- EXCERPTED RECORDS:
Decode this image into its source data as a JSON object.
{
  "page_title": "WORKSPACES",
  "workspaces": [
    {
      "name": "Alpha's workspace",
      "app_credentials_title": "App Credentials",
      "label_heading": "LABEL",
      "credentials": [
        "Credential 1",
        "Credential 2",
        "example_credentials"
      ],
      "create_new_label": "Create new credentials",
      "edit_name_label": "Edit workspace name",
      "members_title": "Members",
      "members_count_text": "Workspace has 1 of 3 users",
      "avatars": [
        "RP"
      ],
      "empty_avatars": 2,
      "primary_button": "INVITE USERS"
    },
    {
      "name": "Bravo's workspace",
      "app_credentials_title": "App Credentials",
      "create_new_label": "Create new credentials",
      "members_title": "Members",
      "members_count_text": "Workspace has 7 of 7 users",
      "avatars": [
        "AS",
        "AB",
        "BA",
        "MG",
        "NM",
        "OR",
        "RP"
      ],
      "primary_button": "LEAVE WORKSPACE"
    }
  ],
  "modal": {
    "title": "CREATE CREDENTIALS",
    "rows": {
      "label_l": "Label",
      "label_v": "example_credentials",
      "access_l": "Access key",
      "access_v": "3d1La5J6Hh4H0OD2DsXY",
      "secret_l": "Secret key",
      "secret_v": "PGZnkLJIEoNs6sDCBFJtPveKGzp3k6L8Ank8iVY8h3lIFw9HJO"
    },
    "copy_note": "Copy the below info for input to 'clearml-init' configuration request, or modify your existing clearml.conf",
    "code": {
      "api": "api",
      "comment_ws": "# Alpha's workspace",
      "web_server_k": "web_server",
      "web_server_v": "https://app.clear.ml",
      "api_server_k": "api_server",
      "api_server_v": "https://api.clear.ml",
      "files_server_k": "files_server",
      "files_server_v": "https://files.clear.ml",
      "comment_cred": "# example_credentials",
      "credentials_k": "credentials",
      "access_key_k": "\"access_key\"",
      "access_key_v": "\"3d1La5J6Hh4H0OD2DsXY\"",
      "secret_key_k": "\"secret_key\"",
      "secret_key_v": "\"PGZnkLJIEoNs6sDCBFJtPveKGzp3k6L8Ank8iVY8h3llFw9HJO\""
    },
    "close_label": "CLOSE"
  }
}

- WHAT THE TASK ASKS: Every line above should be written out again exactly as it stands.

- EXERCISE RESULT:
Decode this image into its source data as a JSON object.
{
  "page_title": "WORKSPACES",
  "workspaces": [
    {
      "name": "Alpha's workspace",
      "app_credentials_title": "App Credentials",
      "label_heading": "LABEL",
      "credentials": [
        "Credential 1",
        "Credential 2",
        "example_credentials"
      ],
      "create_new_label": "Create new credentials",
      "edit_name_label": "Edit workspace name",
      "members_title": "Members",
      "members_count_text": "Workspace has 1 of 3 users",
      "avatars": [
        "RP"
      ],
      "empty_avatars": 2,
      "primary_button": "INVITE USERS"
    },
    {
      "name": "Bravo's workspace",
      "app_credentials_title": "App Credentials",
      "create_new_label": "Create new credentials",
      "members_title": "Members",
      "members_count_text": "Workspace has 7 of 7 users",
      "avatars": [
        "AS",
        "AB",
        "BA",
        "MG",
        "NM",
        "OR",
        "RP"
      ],
      "primary_button": "LEAVE WORKSPACE"
    }
  ],
  "modal": {
    "title": "CREATE CREDENTIALS",
    "rows": {
      "label_l": "Label",
      "label_v": "example_credentials",
      "access_l": "Access key",
      "access_v": "3d1La5J6Hh4H0OD2DsXY",
      "secret_l": "Secret key",
      "secret_v": "PGZnkLJIEoNs6sDCBFJtPveKGzp3k6L8Ank8iVY8h3lIFw9HJO"
    },
    "copy_note": "Copy the below info for input to 'clearml-init' configuration request, or modify your existing clearml.conf",
    "code": {
      "api": "api",
      "comment_ws": "# Alpha's workspace",
      "web_server_k": "web_server",
      "web_server_v": "https://app.clear.ml",
      "api_server_k": "api_server",
      "api_server_v": "https://api.clear.ml",
      "files_server_k": "files_server",
      "files_server_v": "https://files.clear.ml",
      "comment_cred": "# example_credentials",
      "credentials_k": "credentials",
      "access_key_k": "\"access_key\"",
      "access_key_v": "\"3d1La5J6Hh4H0OD2DsXY\"",
      "secret_key_k": "\"secret_key\"",
      "secret_key_v": "\"PGZnkLJIEoNs6sDCBFJtPveKGzp3k6L8Ank8iVY8h3llFw9HJO\""
    },
    "close_label": "CLOSE"
  }
}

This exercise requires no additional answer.